It is not a secret that I love art journals and can never have enough. So in this series I am reviewing all the art journals that I have used over the years. Some are firm favourites that I buy again and again, some have their quirks and some are straight up don’t-buys. Keep reading to find out more about:
The Dylusions Journal by Ranger
This is the journal developed by Dyan Reaveley from Dylusions and is said to be specifically suitable for using the Dylusions spray inks with. I bought the large size a while back to do some Life Book lessons in, and more recently bought the smaller one as it fits nicely in my handbag and was also on the supply list for Art Journal Summer School.
Look & Feel
This is a very pretty art journal. A lot of thought has obviously gone into the design. I love the brown cover and the way it has an elastic strap to keep it closed. It also has an envelope inside to keep small bits in.
The cover is separate from the ‘notebook’ that is actually glued inside. This means that you can open the journal flat rather than having to bend the spine. In the big version of the art journal I’ve had some issues with the binding with the area of paper near the spine getting quite weak (& tearing) when the paper is wet. There is bleeding through to other pages if you use wet media near the spine.

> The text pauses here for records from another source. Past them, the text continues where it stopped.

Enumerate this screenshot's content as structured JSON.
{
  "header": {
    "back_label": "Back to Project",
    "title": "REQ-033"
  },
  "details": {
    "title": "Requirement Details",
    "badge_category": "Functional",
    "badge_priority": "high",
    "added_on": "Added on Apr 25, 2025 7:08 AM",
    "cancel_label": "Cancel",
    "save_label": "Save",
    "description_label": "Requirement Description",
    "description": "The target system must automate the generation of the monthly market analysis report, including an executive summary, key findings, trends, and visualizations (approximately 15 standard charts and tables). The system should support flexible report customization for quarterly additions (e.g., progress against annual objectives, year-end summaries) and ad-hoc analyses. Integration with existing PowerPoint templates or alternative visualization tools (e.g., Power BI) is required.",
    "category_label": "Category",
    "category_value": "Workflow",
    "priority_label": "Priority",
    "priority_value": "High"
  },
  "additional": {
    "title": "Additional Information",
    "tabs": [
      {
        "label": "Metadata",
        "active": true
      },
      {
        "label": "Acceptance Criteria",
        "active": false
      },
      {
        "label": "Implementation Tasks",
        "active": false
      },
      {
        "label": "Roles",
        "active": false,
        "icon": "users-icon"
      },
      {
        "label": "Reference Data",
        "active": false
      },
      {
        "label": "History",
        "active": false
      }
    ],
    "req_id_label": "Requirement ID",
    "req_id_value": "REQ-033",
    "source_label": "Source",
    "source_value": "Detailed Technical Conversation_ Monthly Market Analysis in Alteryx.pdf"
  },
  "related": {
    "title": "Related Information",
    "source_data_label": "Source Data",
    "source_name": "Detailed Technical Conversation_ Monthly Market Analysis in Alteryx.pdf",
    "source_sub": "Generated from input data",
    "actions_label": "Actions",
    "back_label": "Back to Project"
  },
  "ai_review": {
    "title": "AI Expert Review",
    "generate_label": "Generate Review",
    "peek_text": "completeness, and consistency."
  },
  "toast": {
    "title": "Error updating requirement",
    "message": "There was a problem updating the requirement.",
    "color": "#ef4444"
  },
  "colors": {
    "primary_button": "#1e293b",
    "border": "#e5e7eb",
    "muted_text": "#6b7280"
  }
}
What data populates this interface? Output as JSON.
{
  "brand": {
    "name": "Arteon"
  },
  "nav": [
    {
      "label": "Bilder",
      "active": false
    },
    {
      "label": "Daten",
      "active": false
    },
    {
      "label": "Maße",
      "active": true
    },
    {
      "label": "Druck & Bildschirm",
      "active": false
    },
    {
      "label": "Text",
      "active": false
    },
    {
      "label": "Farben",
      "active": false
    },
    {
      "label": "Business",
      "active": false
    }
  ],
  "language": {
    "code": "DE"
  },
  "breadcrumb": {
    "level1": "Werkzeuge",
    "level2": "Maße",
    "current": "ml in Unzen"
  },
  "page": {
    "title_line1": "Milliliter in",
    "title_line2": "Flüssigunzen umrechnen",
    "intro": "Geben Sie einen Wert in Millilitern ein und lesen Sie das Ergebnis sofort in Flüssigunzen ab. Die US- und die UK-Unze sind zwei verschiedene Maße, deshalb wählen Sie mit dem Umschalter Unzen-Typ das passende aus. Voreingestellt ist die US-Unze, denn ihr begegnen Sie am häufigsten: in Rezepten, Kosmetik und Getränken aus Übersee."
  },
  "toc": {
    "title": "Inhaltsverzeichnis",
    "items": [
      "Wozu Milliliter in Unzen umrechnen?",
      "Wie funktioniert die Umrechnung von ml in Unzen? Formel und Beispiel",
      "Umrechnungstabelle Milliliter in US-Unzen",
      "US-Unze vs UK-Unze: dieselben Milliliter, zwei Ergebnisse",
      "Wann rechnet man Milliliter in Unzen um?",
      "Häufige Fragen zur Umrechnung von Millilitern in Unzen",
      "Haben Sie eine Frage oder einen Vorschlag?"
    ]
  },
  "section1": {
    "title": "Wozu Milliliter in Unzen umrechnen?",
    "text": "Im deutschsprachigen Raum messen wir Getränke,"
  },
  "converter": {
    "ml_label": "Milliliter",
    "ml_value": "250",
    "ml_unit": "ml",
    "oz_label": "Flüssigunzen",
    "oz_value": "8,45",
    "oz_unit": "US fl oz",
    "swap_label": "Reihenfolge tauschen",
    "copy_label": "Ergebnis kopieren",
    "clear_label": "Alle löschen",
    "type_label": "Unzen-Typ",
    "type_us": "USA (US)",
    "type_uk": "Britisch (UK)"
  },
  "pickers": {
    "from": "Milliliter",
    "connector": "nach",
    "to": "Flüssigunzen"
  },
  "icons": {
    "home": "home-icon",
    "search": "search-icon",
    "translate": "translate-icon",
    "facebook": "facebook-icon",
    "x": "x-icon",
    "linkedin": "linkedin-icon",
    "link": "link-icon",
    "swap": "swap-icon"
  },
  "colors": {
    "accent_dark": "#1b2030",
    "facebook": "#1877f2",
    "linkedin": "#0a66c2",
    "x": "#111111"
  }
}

The large version comes with two types of paper (the signatures alternate between the different paper types): manila cardstock and matte white heavy cardstock. The smaller journal has the white cardstock throughout. The paper is nice and smooth. When turning the pages you get a feeling they are quite thin. I like to work with a lot of wet & heavy media and I don’t feel the paper is quite a match for that. Especially in the bigger journal the pages are prone to tearing near the spine if you use wet media. The paper is also prone to pilling if you don’t use a layer of gesso or acrylics beforehand.
This journal is fairly unique in that it has good availability both in the US and the UK. Hurrah!
The price is reasonable but not cheap. I feel like you’re paying over the odds to get a nice design and the Ranger/Dylusions brand name, but the overall quality could be better. The smaller journal feels worth it to me, but the bigger journal is expensive. If you’re in the UK and looking for an A4 journal I’d spend the extra £8 to get a Roberson’s Sketchbook instead.
The elastic band is prone to snapping. This has happened to my big journal and I’ve heard a lot of people mention the same thing. It’s not a big deal, but it does feel like a design flaw seeing as it seems to happen to a high percentage of journals. If you’re a very heavy mixed/wet media user then this might not be the journal for you due to the paper not really holding up to it. For more light mixed media use this is a good journal, and the paper does make the Dylusions inks look nice and bright. I’d rate the big journal slightly lower (more like a 6.5/10) and I won’t be getting another one of those. I will most likely get the small journal again.
Disclosure of Material Connection: I have not received any compensation for writing this post. I have no material connection to the brands, products, or services that I have reviewed. This post contains affiliate links to art courses that I recommend.
If you’ve used the journals yourself and would like to share your opinion please do leave a comment below!